■ **WHAT THE TASK REQUIRES**
In the records below, which lines include "positive"? Copy them.

■ **GIVEN RECORDS**
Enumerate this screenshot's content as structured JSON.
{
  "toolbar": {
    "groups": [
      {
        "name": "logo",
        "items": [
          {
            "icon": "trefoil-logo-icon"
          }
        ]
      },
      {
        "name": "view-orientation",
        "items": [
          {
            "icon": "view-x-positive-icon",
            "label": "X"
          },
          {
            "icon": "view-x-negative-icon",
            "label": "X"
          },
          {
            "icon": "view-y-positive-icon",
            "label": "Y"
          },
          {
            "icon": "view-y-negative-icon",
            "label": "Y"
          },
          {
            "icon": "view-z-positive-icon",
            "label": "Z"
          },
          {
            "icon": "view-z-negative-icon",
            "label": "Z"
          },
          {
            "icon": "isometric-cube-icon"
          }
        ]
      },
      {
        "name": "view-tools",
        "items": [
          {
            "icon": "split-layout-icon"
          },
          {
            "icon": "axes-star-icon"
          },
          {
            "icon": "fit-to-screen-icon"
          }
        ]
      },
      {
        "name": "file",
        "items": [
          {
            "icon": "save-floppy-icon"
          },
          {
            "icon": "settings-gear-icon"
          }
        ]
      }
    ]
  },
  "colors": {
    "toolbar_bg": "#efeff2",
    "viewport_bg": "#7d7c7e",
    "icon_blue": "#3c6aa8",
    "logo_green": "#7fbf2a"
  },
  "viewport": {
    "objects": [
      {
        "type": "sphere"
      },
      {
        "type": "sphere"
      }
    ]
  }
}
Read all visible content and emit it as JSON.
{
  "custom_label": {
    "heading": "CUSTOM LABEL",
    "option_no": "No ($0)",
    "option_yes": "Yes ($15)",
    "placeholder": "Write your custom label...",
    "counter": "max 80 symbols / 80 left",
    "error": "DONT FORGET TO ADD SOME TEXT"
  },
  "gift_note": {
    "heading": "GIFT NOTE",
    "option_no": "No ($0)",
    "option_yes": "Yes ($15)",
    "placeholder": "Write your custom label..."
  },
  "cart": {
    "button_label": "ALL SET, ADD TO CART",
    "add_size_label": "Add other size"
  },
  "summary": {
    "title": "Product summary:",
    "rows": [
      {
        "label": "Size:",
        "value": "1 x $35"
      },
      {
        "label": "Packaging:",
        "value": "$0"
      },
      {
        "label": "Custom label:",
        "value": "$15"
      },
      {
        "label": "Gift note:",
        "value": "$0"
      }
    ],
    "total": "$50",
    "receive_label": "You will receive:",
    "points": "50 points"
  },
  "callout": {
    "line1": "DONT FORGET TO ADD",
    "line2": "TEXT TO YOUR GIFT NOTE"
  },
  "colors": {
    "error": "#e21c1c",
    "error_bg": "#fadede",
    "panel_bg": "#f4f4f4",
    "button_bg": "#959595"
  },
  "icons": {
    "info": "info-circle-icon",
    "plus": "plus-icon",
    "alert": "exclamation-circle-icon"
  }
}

■ **WRITTEN RESPONSE**
            "icon": "view-x-positive-icon",
            "icon": "view-y-positive-icon",
            "icon": "view-z-positive-icon",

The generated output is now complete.